The Smithsonian's Archives of American Art presents an exhibition on the many ways artists experience museums. The exhibition opened Jan. 14 at the Lawrence A. Fleischman Gallery in the Smithsonian's Donald W. Reynolds Center for American Art and Portraiture and will remain on view through May 16.
A day at a museum might involve a whirlwind tour through a maze of galleries or hours spent looking at a single work of art. The experience is as varied as the museum visitor. The sight of a Renaissance masterpiece, the sounds echoing off vaulted ceilings or a carefully orchestrated exhibition can trigger imaginations, foster ideas or spur memories, often at the same time.
Artists may gain inspiration and a sense of community from museums. Some travel long distances, meticulously plotting a tour of museums along their route. Others make repeat visits to their local museums. Some artists even work as guards in museums all day and then head home to focus on their own work. "A Day at the Museum" offers a selection of documents on display, including letters, sketchbooks, diaries, photographs and oral-history recordings revealing the role of museums in the everyday lives of American artists.
The public is invited to share stories and memories of a day at the museum through social media. The exhibition Web page features contributions using the hashtag #DayAtTheMuseum.
The Archives of American Art is the world's pre-eminent resource dedicated to collecting and preserving the papers and primary records of the visual arts in America.
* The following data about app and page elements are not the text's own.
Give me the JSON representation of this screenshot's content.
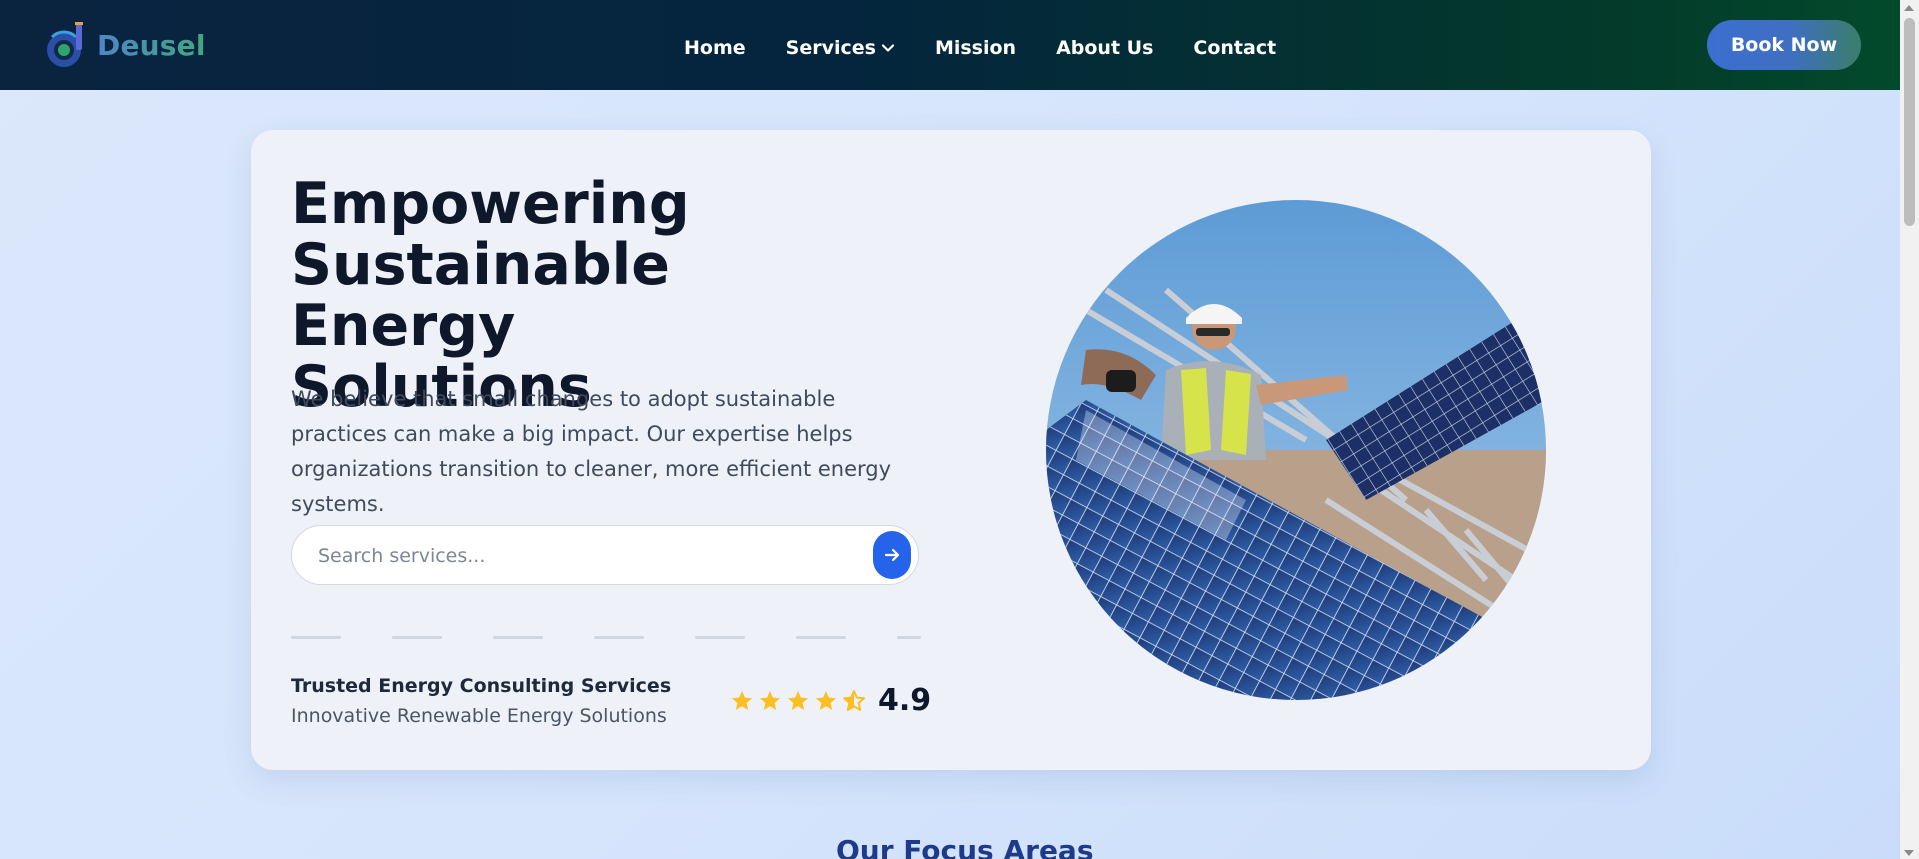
{
  "brand": {
    "name": "Deusel",
    "gradient_start": "#4f86c6",
    "gradient_end": "#43a77f"
  },
  "nav": {
    "items": [
      {
        "label": "Home"
      },
      {
        "label": "Services",
        "has_dropdown": true,
        "icon": "chevron-down-icon"
      },
      {
        "label": "Mission"
      },
      {
        "label": "About Us"
      },
      {
        "label": "Contact"
      }
    ],
    "cta_label": "Book Now"
  },
  "hero": {
    "title_lines": [
      "Empowering",
      "Sustainable Energy",
      "Solutions"
    ],
    "description": "We believe that small changes to adopt sustainable practices can make a big impact. Our expertise helps organizations transition to cleaner, more efficient energy systems.",
    "search": {
      "placeholder": "Search services...",
      "value": "",
      "button_icon": "arrow-right-icon"
    },
    "trust": {
      "title": "Trusted Energy Consulting Services",
      "subtitle": "Innovative Renewable Energy Solutions",
      "rating": "4.9",
      "stars_full": 4,
      "stars_half": 1
    },
    "image_subject": "worker installing solar panels"
  },
  "sections": {
    "focus_title": "Our Focus Areas"
  },
  "colors": {
    "accent": "#2563eb",
    "star": "#fbbf24",
    "heading": "#0f172a",
    "section_heading": "#1e3a8a"
  }
}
Media only: Marissa Hoechstetter (212) 399-2909 or Mary Savig (202) 633-7959